▶ Task objective
Where a line in the listing below holds the word "TripData", count that line; give the total alone.

▶ Material provided
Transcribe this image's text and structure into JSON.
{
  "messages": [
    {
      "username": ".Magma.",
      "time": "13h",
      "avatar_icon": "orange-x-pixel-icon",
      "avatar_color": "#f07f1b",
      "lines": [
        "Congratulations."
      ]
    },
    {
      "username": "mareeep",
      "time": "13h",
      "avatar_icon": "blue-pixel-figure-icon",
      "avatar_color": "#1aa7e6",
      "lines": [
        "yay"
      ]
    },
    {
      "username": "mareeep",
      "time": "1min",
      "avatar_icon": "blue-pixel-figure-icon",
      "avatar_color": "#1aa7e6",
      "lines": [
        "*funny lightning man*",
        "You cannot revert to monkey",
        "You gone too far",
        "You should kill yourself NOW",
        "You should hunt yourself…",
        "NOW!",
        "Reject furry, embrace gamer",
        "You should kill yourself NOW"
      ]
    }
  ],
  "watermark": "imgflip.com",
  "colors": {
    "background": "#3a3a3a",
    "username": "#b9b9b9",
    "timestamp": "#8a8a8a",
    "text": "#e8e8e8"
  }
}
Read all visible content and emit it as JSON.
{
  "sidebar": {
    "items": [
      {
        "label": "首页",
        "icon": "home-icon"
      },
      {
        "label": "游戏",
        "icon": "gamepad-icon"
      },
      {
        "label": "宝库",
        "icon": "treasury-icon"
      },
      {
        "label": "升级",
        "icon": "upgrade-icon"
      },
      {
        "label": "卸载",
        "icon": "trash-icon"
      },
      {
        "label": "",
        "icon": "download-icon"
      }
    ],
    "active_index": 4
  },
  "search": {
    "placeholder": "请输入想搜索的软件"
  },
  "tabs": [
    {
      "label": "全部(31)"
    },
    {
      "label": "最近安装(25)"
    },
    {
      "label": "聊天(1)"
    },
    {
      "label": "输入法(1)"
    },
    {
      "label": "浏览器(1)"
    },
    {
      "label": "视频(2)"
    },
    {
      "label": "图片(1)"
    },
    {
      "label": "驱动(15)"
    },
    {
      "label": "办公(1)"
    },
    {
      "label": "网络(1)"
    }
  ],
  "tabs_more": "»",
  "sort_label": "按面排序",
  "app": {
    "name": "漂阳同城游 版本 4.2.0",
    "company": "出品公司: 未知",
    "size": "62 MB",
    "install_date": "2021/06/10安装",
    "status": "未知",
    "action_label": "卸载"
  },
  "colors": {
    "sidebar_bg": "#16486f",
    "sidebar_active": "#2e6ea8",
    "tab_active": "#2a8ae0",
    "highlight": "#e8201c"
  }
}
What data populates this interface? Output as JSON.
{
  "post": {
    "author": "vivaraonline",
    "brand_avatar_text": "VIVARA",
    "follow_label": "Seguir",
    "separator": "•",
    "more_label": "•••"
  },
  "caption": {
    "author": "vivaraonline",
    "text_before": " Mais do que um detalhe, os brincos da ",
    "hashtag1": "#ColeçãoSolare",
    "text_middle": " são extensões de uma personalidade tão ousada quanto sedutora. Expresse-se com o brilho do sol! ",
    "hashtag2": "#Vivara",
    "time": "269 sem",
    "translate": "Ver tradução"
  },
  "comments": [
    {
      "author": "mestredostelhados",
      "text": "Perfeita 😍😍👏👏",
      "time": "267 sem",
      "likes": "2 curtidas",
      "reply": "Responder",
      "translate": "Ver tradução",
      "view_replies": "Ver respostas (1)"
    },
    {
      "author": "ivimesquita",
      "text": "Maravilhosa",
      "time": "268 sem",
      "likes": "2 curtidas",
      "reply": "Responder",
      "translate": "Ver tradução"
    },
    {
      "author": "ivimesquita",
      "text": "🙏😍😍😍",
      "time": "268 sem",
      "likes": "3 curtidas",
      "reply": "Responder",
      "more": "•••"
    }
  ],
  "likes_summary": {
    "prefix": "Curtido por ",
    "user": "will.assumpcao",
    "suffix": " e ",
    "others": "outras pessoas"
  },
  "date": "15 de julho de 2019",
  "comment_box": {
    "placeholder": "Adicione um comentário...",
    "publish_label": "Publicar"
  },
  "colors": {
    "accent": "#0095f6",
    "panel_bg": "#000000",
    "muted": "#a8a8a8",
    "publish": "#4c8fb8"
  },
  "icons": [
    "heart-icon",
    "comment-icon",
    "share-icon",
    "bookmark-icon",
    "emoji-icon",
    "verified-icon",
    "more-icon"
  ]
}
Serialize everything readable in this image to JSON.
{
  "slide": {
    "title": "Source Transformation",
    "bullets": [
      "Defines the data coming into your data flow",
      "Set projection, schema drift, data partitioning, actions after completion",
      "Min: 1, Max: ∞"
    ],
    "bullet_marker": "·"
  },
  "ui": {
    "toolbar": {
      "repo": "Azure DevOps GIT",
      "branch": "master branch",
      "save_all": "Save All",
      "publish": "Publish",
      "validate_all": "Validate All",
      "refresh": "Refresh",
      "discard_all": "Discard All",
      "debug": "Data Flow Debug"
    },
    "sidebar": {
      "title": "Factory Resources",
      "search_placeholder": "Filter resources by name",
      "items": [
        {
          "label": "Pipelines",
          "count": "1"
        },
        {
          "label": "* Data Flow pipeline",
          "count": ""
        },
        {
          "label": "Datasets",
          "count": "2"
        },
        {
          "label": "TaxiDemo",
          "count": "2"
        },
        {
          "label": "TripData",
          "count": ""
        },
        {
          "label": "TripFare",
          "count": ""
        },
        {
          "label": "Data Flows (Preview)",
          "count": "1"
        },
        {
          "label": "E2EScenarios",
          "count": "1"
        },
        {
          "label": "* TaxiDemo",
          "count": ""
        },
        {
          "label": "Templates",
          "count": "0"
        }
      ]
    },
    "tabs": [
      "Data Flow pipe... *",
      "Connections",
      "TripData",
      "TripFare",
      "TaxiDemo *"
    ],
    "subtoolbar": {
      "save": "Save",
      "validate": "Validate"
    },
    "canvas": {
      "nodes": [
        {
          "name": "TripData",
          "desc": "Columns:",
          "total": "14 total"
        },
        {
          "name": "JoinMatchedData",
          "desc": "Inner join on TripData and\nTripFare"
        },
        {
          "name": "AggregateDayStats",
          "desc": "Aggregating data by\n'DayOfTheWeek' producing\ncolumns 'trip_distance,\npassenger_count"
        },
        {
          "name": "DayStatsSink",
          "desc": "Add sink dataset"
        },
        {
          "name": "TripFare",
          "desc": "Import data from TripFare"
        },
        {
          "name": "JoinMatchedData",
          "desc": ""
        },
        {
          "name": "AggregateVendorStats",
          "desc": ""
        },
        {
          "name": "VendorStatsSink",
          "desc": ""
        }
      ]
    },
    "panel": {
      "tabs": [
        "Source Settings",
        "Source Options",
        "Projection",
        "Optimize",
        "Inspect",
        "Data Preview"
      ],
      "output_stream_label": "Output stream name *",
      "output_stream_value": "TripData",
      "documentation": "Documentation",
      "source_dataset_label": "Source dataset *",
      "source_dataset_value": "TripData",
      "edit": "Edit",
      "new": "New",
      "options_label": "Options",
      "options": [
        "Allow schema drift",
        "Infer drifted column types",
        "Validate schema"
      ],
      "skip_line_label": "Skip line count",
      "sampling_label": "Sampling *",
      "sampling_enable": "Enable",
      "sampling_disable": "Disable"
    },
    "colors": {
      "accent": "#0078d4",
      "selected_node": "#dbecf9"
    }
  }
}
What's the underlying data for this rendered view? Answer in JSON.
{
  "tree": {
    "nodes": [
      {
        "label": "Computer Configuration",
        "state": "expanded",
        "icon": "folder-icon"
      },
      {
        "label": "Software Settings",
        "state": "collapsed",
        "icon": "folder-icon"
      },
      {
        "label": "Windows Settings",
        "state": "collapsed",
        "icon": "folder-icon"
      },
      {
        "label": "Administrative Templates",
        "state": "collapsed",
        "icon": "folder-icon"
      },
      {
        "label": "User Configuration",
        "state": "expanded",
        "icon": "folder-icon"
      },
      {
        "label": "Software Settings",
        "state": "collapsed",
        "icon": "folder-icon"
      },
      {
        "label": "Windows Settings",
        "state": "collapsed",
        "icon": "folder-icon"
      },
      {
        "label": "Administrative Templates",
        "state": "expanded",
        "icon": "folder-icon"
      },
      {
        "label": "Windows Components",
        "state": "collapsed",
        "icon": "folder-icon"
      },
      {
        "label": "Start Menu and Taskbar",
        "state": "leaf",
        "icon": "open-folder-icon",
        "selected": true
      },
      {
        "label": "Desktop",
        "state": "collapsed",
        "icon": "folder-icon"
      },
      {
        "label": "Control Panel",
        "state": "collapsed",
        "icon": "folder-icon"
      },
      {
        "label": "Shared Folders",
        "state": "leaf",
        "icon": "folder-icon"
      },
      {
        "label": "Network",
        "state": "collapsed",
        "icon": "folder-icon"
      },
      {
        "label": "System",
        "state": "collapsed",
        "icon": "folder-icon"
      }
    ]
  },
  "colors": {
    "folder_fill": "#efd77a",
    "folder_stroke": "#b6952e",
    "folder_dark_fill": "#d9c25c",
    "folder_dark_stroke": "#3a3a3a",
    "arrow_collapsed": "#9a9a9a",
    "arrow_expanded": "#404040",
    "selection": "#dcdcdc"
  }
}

▶ Written solution
6